You also have to know, for purposes of this story, that my breast pump was a square box, clearly electronic in nature, with plastic tubes coming out of the top.  So, there I was, in front of a U.S. Marshal, with a square box in my bag that had a certain appearance that might be alarming, trying to enter a federal courthouse.  I don’t think I appear as a particularly threatening person normally, so I can remember the war of emotions on his face as he tried to assess me and my equipment as a threat, without the slightest clue as to what he was looking at.  I let him process those emotions.  I did not offer any explanation.  Why should I?  This is my normal. 

Finally, he asked, “what is that?”  I replied, in my driest of voices, “it’s my breast pump.”  A red flush seized his somber face, and he quickly shut my litigation bag as though to erase the memory.  I’m looking forward to my next visit there with my breast pump.  Maybe I’ll bring along a box of tampons too.

My other favorite story is from an all-day mediation I attended in San Francisco with a corporate client at one of the fancy modern offices of a professional ADR service that was charging us an outrageous sum to try to broker peace with a crazy person.  I checked in early in order to have a discrete moment to ask the receptionist if there was somewhere, anywhere, I could pump in private during the day.  Urban legend had led me to believe that sometimes, in fancy places that are supposed to be hip with the times, that I might be able to find one of these unicorns.  Unfortunately, the receptionist advised, no such room existed.  As I walked around the offices, I could see why.  Modern architecture, you see, has a fetish with frosted glass and a feeling of openness, not with the triple locked soundproofed sanitary broom closet I was hoping for.  She sheepishly offered me a small employees-only kitchen with no lock on the door.  I respectfully declined.

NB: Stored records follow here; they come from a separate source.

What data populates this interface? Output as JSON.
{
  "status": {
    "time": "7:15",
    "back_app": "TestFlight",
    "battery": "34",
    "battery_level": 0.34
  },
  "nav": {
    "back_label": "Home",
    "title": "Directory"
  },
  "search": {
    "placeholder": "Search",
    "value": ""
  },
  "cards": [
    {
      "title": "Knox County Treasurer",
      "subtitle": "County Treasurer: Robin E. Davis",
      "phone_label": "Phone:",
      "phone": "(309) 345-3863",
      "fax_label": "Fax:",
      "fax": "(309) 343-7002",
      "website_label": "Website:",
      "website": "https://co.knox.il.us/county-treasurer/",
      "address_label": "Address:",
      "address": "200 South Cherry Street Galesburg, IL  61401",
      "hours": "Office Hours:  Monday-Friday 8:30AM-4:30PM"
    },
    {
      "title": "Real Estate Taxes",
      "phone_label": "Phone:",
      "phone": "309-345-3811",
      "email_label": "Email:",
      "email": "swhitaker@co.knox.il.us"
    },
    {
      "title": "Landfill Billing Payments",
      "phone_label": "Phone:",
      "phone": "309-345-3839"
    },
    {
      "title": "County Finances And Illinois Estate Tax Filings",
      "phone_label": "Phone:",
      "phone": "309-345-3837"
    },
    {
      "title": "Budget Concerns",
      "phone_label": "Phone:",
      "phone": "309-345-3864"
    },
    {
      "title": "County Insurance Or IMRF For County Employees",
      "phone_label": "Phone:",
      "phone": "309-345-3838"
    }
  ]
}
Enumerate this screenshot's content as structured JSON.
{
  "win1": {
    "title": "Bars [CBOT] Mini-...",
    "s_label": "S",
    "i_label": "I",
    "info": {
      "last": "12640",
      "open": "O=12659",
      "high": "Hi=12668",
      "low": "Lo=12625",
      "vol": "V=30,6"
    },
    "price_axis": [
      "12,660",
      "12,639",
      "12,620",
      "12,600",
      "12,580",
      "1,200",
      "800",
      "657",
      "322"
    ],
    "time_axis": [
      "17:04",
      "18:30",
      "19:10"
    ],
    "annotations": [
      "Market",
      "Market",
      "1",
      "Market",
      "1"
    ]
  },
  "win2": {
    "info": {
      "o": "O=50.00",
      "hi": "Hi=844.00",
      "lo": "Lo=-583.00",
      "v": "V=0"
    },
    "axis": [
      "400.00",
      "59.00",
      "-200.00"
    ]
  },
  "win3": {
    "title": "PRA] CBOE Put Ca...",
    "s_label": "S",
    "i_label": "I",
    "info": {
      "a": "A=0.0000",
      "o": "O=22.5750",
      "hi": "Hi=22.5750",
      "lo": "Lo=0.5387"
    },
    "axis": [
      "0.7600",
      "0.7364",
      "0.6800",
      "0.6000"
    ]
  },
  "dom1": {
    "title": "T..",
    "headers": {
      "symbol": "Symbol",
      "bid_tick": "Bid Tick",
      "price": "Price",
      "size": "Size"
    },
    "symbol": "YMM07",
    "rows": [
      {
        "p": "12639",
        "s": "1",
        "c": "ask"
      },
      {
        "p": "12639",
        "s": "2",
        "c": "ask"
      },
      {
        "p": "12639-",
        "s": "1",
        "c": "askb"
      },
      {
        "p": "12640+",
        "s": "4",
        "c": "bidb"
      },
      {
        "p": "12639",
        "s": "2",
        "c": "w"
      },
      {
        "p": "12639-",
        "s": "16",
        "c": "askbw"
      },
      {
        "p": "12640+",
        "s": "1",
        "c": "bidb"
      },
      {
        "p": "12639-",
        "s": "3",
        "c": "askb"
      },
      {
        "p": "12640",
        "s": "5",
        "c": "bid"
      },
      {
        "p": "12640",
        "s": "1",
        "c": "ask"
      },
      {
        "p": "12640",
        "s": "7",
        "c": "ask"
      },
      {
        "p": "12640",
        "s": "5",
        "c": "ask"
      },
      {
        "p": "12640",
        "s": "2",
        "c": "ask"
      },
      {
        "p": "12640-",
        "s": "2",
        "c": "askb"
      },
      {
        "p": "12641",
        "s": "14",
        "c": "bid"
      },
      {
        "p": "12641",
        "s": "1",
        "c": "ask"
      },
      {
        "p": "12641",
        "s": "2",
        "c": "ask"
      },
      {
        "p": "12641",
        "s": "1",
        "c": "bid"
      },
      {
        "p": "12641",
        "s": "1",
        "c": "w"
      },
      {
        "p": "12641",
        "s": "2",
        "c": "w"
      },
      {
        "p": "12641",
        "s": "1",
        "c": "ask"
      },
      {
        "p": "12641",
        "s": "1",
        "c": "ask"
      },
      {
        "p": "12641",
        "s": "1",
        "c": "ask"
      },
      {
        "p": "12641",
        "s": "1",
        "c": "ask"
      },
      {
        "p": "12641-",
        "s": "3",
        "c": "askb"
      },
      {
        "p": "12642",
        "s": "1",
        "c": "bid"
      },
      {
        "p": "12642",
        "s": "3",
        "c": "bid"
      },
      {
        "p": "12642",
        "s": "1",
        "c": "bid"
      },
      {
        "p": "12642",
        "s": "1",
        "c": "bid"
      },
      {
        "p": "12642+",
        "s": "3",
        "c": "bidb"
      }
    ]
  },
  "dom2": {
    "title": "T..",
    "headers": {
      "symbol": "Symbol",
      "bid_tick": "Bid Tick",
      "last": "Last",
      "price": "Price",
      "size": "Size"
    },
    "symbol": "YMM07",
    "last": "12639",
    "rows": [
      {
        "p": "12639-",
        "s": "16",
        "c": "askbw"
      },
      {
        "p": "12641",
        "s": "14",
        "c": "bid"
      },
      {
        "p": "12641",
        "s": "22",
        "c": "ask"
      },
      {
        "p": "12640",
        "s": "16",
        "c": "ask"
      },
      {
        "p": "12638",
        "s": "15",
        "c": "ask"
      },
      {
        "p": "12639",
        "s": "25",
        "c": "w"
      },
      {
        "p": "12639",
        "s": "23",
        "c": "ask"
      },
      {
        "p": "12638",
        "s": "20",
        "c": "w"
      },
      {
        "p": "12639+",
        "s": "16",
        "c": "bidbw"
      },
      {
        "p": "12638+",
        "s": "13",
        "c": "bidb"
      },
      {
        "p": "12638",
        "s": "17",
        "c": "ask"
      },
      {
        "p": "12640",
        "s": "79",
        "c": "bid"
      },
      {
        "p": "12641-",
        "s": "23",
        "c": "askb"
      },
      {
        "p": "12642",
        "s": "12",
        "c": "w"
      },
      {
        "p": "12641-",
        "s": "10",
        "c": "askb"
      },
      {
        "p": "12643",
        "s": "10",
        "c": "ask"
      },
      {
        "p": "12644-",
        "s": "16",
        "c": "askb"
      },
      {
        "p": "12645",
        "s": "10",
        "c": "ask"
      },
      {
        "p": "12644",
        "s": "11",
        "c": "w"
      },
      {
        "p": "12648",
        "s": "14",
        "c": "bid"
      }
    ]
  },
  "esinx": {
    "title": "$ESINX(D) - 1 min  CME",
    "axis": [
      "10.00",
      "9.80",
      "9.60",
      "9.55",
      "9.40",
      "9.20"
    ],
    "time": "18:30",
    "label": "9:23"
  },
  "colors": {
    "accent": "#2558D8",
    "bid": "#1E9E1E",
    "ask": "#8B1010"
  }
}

All morning I was waiting for the moment to arrive when I might leave my client alone for a half-hour to go to the bathroom to pump in a stall, without concern I would miss some parley or discussion that might keep the negotiation “process” flowing.  Finally, I thought that moment had arrived when we had a joint session with the mediator (a retired judge), followed by a longish sit-down with him on our own, culminating in the comment that there was a wonderful lunch of sandwiches and cookies we should go explore.  

I made an excuse to my client and exited with my litigation bag in tow, since that’s where I kept my breast pump.  As I was wheeling my litigation bag into the women’s restroom, the mediator came out of an office up ahead and stopped short.  “Are you leaving?” he asked.  “No,” I said, “I’m just going to the bathroom” (duh).  Then he commented, in a wonderful example of someone who apparently has no inner voice, “Boy you take a lot of things with you into the bathroom.” 

Now, I have a sense that there are some mediators who try to embarrass lawyers to deflate their egos (and inflate their own) as a means of trying to manipulate resolution.   Whether this particular mediator was engaging in that type of approach, or just plain insensitive and ignorant that a person might have a medical need requiring that person to take equipment into a bathroom, I’ll never know.  In any event, the case did not settle but I did successfully, if noisily, pump in the bathroom stall and later transport my “family fluids” back through TSA and home to my babies.

I remember pumping many times in bathroom stalls at the airport and wondering why no one had thought to create a nursing room at the airport when I really do see a lot of mothers traveling with babies.  Since then, I’ve seen a few airport terminals where small camper-like nursing pods have been plopped down in hallways in between gates, which is apparently the airport’s solution to this issue.  I’m really looking forward to checking out these alien artifacts.

Wish me luck!